* WORK REQUEST: Copy each line containing the word "time" from the records that follow, please.

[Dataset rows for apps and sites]

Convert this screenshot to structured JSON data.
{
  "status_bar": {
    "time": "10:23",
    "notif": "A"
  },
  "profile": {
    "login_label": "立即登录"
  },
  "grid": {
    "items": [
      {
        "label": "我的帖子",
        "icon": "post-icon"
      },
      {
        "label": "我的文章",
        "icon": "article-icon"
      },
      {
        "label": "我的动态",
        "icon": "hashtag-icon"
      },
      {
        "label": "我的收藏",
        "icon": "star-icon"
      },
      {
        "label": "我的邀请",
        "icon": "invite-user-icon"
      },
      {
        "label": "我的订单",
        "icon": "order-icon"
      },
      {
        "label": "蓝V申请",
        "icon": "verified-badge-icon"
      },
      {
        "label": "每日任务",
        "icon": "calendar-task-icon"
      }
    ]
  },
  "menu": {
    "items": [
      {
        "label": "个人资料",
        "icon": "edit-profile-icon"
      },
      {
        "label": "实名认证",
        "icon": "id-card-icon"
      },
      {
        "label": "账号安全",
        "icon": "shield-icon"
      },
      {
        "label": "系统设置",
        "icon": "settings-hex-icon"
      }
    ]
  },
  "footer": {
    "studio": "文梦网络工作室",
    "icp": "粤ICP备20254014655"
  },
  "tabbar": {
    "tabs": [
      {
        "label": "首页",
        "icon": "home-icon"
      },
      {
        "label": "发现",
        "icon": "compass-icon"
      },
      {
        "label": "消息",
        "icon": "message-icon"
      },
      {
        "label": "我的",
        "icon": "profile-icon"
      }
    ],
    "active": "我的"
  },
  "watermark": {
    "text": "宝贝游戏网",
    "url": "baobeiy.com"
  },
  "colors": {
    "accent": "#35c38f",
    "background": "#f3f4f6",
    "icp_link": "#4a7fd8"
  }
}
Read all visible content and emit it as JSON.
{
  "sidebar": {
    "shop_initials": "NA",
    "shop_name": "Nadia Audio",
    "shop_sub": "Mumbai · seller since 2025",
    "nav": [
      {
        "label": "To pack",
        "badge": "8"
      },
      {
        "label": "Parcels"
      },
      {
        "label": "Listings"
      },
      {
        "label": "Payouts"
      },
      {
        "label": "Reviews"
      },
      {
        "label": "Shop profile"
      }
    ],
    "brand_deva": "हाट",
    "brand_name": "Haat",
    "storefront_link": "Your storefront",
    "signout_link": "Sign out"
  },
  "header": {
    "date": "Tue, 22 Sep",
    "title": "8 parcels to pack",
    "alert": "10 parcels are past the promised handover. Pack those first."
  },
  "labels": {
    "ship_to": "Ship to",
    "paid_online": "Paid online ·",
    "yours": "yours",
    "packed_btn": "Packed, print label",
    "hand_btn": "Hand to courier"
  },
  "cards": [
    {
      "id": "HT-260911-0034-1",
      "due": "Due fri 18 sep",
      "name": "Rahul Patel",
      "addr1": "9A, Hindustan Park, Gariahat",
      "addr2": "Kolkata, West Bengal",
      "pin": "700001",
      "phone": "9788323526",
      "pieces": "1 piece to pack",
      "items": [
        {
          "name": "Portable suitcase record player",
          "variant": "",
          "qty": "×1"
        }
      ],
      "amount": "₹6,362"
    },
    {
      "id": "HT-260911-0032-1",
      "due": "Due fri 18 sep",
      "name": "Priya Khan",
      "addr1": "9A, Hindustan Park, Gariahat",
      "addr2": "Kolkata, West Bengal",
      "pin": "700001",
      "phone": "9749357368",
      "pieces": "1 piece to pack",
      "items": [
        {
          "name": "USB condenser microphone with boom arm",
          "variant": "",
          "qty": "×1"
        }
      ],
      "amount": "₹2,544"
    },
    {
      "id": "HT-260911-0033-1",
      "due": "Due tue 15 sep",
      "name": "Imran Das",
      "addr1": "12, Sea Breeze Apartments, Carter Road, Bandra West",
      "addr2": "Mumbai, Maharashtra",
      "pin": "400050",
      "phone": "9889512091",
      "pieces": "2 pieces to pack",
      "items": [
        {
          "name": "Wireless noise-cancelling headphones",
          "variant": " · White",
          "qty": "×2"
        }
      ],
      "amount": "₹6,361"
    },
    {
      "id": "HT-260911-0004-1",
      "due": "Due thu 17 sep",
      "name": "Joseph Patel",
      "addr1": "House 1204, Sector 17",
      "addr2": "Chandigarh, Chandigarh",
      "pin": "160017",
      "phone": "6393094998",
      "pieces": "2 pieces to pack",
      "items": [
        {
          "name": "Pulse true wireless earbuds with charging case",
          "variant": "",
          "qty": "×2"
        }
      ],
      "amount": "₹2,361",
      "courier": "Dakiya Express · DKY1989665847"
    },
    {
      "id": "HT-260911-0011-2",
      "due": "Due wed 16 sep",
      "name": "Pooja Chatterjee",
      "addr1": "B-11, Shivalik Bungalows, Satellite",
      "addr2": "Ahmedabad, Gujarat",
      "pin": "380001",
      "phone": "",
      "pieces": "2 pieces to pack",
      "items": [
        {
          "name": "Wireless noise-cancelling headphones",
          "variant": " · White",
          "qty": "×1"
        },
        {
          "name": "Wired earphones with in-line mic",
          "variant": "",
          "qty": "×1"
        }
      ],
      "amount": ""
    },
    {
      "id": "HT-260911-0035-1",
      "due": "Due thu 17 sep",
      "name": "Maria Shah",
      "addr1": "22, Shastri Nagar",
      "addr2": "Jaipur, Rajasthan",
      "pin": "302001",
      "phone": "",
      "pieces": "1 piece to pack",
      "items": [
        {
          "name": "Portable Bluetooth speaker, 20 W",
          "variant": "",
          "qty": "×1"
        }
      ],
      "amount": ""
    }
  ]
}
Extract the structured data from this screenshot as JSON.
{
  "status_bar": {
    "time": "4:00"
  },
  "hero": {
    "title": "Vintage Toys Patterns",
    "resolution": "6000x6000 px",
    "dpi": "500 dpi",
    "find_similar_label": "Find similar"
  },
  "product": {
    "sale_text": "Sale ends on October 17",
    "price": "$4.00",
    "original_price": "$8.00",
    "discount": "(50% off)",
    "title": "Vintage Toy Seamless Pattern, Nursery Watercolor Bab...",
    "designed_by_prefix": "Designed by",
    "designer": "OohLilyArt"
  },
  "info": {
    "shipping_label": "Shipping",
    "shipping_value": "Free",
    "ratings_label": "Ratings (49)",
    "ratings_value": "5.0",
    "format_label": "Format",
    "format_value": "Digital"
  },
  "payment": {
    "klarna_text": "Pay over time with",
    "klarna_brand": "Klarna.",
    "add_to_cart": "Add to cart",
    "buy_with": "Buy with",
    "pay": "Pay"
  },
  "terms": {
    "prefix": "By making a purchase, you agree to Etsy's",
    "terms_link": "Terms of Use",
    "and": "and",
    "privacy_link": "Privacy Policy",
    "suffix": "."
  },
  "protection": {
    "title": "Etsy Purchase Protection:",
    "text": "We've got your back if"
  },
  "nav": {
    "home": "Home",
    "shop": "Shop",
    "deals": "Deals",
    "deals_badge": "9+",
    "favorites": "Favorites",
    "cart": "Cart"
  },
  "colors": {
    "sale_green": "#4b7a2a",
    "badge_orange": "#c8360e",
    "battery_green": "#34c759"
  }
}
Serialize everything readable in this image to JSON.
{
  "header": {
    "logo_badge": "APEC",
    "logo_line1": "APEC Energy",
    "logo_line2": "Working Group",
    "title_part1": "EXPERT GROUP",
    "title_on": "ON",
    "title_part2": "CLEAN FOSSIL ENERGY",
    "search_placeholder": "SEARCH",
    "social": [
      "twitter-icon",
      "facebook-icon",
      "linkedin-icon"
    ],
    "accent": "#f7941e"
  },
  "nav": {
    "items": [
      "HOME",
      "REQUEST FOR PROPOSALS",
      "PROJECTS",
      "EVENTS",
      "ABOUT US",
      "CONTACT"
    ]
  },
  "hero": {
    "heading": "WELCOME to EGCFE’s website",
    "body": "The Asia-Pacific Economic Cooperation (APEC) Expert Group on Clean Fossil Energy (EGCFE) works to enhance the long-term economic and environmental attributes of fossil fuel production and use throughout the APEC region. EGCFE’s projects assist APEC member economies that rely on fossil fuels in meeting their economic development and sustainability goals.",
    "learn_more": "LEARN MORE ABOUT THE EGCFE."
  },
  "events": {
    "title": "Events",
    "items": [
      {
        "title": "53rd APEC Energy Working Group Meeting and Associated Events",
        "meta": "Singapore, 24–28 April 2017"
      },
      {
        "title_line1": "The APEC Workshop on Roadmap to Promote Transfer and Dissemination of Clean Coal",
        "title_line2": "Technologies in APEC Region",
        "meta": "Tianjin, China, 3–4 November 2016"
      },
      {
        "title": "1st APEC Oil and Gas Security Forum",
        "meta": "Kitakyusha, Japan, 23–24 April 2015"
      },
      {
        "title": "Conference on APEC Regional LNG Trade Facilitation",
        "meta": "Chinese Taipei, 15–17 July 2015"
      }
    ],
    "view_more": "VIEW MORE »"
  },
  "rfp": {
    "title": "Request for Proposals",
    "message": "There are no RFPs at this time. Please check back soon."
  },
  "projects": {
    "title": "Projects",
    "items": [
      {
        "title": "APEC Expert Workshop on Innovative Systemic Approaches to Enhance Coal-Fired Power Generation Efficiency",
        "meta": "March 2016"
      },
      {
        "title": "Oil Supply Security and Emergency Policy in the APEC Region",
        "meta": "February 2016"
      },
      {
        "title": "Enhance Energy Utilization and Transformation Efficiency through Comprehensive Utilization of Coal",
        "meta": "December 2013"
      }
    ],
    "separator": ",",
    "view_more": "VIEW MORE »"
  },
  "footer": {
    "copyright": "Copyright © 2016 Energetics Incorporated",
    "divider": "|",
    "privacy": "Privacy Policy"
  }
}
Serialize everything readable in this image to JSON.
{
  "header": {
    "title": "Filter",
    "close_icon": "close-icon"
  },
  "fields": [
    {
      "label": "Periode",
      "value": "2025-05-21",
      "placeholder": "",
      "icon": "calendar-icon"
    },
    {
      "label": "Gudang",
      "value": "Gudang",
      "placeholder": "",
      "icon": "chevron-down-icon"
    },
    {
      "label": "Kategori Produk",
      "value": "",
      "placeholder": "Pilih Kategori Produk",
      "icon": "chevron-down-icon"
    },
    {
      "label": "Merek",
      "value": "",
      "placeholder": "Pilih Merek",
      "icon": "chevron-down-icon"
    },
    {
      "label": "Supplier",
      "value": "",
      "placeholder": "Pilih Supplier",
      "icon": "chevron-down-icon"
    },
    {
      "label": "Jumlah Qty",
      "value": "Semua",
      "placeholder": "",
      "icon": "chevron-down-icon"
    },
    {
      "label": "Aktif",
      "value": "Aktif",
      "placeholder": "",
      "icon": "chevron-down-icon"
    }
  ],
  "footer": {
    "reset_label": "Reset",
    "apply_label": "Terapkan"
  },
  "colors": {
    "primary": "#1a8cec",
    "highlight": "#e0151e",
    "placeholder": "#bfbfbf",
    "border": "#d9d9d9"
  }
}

* WRITTEN REPLY:
    "time": "10:23",
    "time": "4:00"
    "klarna_text": "Pay over time with",
    "message": "There are no RFPs at this time. Please check back soon."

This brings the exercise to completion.